_PROMPT:_ Go through the material below and copy all lines with "Maximum".

_RECORD EXCERPTS:_
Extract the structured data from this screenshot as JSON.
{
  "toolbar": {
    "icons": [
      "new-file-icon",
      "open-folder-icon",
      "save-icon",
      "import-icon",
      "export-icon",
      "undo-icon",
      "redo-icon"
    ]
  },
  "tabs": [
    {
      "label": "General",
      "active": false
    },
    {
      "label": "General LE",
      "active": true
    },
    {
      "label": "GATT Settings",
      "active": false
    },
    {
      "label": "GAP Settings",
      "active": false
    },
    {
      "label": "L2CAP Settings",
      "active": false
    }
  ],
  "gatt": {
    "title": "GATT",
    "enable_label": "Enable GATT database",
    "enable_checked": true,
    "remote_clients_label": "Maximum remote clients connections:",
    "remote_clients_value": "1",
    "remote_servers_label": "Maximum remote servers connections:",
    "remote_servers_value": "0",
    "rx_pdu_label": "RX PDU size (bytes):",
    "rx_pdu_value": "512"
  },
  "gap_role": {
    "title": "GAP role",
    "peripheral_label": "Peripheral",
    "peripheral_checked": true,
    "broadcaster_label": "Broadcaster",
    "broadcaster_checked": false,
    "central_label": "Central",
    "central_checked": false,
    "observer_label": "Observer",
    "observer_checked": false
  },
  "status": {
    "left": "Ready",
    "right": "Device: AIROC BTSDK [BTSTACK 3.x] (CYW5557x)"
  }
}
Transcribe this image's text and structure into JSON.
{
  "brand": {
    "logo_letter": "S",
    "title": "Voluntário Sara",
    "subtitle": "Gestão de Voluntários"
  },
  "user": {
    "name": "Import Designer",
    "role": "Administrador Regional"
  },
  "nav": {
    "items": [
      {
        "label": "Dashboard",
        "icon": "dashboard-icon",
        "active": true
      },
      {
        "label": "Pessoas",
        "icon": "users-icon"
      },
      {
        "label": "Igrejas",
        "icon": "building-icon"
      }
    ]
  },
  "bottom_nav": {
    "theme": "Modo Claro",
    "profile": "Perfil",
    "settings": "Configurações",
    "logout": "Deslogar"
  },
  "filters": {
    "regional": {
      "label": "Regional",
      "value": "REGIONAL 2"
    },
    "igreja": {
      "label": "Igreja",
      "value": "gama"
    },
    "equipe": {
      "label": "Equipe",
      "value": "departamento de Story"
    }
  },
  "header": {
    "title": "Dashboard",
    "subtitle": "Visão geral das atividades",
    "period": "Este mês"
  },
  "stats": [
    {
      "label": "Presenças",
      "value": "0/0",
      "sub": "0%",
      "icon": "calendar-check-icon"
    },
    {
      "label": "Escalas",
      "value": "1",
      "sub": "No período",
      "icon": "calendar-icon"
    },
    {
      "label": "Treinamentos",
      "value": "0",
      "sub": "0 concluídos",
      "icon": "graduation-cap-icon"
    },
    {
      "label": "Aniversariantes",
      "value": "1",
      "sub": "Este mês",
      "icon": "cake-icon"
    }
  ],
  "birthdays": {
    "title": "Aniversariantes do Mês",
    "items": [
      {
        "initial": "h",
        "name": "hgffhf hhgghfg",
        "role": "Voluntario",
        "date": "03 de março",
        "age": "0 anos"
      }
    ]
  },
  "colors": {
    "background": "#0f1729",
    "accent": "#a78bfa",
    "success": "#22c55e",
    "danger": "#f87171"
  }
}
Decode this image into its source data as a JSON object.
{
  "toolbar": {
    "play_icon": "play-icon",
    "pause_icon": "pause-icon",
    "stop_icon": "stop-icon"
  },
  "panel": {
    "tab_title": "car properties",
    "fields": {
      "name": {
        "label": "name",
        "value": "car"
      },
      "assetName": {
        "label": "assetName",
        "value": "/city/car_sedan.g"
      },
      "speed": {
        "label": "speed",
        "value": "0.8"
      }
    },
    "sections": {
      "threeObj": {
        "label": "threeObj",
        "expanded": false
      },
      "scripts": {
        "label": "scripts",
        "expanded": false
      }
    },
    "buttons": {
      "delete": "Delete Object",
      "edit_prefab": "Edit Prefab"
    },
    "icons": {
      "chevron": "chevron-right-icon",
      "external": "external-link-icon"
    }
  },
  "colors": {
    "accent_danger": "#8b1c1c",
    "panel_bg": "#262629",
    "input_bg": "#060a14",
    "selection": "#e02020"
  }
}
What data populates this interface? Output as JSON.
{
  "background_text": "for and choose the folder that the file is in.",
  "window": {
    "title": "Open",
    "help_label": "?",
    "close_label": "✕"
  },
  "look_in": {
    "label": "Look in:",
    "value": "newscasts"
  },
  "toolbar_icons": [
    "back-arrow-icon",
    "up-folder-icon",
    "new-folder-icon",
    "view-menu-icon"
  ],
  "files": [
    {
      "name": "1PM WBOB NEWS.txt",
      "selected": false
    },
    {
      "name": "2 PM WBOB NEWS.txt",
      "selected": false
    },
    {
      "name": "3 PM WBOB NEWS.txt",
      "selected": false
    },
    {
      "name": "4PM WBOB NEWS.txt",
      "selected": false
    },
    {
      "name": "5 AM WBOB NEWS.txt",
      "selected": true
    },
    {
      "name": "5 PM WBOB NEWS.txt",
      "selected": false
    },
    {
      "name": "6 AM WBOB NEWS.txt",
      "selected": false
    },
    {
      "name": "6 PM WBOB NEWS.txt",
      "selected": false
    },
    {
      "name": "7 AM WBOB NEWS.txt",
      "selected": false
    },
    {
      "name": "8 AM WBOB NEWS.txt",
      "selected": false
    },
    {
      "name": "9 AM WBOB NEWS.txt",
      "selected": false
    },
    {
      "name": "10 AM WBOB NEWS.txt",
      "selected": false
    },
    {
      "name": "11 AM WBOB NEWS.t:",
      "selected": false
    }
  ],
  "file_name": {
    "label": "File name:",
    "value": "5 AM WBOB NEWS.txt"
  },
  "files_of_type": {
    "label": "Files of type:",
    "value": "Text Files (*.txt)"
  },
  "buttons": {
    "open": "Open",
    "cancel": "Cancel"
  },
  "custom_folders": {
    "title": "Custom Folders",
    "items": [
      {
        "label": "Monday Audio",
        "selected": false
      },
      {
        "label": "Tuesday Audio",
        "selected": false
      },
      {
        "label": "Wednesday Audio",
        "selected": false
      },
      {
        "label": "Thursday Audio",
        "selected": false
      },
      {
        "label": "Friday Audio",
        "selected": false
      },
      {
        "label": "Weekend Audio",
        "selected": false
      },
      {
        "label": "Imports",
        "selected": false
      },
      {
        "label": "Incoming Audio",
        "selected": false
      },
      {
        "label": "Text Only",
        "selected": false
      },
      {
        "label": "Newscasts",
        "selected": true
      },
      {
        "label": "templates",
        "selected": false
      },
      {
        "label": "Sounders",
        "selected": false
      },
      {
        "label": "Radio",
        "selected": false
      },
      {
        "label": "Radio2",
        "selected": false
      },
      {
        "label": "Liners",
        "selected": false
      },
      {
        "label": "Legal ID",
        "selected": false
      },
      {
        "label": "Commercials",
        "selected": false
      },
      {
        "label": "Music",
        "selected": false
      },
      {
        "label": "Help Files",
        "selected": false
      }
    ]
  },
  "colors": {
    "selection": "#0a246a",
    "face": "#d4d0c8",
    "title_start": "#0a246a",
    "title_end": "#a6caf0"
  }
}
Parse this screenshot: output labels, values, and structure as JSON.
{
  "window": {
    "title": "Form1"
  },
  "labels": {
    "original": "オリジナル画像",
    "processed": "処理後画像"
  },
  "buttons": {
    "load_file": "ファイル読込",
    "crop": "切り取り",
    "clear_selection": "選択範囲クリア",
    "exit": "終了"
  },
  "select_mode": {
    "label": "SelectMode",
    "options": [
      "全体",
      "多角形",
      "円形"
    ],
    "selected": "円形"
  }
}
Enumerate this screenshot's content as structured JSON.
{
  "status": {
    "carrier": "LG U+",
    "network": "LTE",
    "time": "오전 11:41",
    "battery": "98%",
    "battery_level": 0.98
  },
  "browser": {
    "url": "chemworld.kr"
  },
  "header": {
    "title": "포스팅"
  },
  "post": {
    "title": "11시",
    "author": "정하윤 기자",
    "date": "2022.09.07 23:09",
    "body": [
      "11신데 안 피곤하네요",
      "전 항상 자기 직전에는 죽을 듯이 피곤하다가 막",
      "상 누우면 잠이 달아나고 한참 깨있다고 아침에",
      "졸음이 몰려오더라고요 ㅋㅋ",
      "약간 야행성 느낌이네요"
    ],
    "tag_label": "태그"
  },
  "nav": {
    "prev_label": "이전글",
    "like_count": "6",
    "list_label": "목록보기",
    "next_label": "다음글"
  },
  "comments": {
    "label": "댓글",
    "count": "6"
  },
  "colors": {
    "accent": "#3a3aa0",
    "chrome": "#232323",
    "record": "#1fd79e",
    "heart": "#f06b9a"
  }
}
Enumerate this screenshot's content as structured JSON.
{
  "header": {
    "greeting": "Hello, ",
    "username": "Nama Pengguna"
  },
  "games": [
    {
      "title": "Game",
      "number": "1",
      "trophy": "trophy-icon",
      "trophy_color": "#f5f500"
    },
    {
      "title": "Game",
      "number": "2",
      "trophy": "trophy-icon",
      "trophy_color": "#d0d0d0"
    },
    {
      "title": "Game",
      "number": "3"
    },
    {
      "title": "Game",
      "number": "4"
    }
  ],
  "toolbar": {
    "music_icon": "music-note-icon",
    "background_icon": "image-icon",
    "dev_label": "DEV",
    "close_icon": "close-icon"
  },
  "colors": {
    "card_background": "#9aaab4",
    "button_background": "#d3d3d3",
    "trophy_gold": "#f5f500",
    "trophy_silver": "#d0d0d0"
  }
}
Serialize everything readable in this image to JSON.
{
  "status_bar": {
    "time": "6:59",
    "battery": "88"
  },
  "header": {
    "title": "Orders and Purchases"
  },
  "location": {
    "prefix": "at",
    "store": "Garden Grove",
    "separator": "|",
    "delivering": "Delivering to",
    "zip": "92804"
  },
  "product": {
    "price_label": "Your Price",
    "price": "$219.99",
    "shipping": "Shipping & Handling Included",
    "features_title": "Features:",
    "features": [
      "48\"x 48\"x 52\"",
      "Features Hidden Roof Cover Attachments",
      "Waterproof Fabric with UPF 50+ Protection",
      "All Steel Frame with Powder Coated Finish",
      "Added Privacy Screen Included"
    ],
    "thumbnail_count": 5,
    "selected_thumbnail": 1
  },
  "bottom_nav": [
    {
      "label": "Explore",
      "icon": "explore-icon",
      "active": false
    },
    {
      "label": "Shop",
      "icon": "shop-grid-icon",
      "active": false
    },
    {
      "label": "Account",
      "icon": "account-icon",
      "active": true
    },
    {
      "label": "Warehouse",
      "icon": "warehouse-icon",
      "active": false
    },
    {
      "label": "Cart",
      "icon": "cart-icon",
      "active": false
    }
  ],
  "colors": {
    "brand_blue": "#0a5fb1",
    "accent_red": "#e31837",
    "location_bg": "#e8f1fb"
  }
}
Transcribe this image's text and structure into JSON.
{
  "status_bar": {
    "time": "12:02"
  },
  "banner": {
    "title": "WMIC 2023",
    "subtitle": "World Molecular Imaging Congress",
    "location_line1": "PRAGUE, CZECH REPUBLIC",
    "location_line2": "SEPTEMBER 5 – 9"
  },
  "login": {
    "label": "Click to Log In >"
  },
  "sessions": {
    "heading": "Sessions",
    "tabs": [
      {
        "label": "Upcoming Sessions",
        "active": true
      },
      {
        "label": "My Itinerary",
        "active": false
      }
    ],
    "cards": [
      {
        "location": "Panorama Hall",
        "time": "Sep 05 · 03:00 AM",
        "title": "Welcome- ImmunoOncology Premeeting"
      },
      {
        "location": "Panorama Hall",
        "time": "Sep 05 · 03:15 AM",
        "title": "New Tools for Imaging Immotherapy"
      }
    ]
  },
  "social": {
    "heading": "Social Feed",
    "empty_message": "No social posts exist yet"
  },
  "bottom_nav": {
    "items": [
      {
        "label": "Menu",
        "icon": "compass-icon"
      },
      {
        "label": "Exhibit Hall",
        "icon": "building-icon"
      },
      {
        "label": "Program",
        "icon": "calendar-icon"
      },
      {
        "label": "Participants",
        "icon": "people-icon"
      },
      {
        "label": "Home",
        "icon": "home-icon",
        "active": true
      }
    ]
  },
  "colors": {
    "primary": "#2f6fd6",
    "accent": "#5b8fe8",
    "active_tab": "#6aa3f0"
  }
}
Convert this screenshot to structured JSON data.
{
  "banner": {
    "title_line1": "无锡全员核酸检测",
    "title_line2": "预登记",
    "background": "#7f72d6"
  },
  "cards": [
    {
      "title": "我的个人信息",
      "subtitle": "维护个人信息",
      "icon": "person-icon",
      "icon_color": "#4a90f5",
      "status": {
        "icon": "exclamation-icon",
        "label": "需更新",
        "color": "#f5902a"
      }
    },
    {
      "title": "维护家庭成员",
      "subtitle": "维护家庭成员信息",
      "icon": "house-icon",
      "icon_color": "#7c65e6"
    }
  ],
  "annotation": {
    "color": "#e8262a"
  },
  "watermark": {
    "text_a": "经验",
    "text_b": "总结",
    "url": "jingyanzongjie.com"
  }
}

_RESULT OF THE EXERCISE:_
    "remote_clients_label": "Maximum remote clients connections:",
    "remote_servers_label": "Maximum remote servers connections:",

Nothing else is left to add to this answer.